Whether a third party can be considered sufficiently “involved” to also be found liable will very much depend on the individual circumstances, including the particular knowledge and role of the third party.  For a discussion of one of the first such cases in 2017, see our Insight here: Ezy as 123? More like section 550!

8. If unions attend the workplace to investigate underpayment-related contraventions, are they required to provide prior notice of their attendance?

When exercising a right to enter premises to investigate a suspected contravention of the FW Act or a workplace instrument, a union official must normally give at least 24 hours’ notice. That requirement can be waived under section 519 of the Fair Work Act 2009 (Cth) where the Fair Work Commission is persuaded that relevant evidence might be concealed or destroyed.

From 1 July 2024, as a result of the changes in the Closing Loopholes No 2 Act, such exemptions will be able to be granted where the Commission is satisfied that the suspected contraventions involve the underpayment of members of the official’s union. But all other conditions and requirements for exercising a right of entry will remain, including limits on access to employment records.

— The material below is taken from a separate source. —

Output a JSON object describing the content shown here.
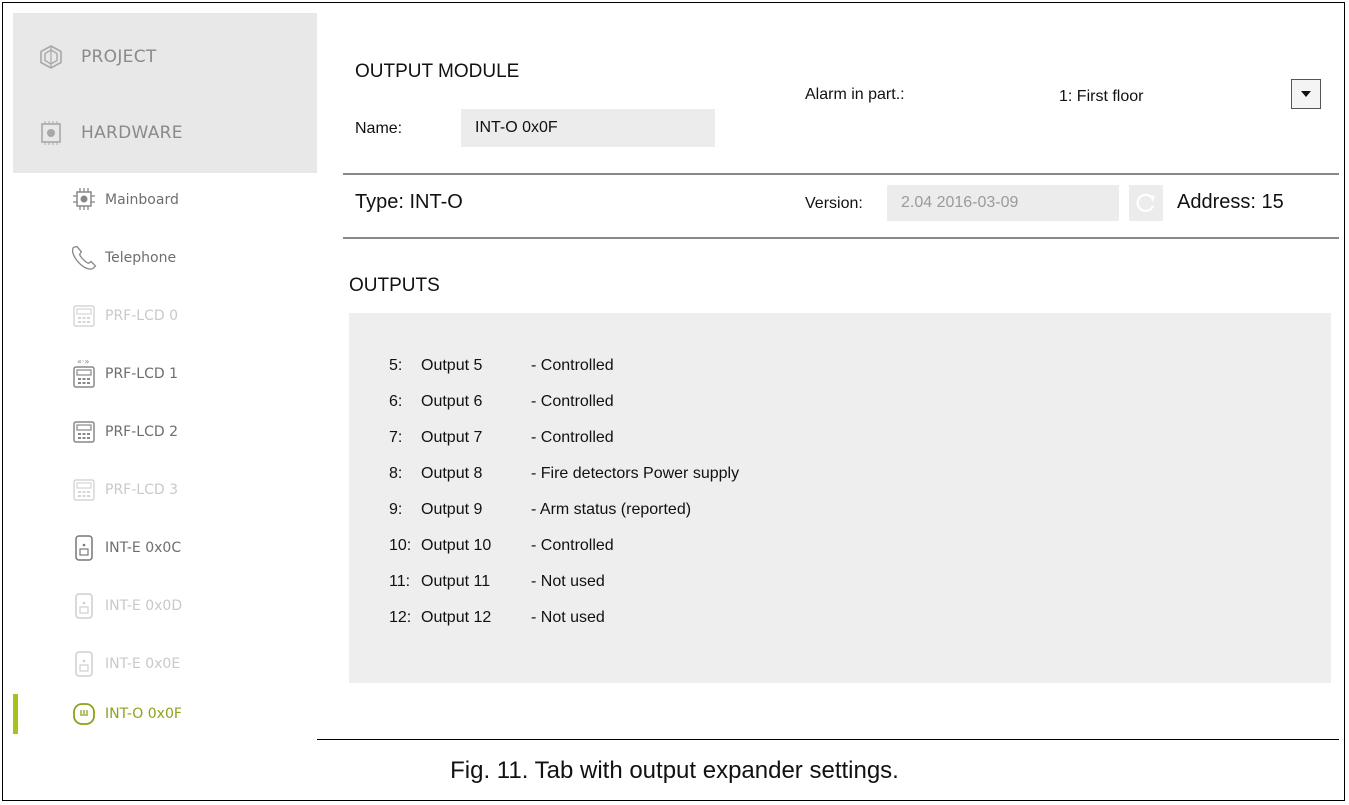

As a safeguard, where the exemption is misused, the Commission will also be empowered to restrict the future issue of exemption certificates to particular permit holders or their union, or to impose conditions on future entry permits.

9. What are some practical tips for businesses when a union official or Fair Work Ombudsman inspector does attend the site?

Having a written checklist or plan is a practical way that staff who may come into contact with union officials or Fair Work Ombudsman staff can be comfortable that they are following the correct processes when such a visit occurs.  Training staff who may be the first people contacted during such a visit to understand what they need to do is another way to ensure your team is as prepared as they can be.


Disclaimer: The contents of this Q&A are intended only to provide a summary and a general overview on issues of interest. The responses are not intended to be comprehensive, they do not constitute legal advice and do not take into consideration your specific circumstances. You are encouraged to seek legal advice from a member of Piper Alderman’s Employment Relations team before relying on any of the content.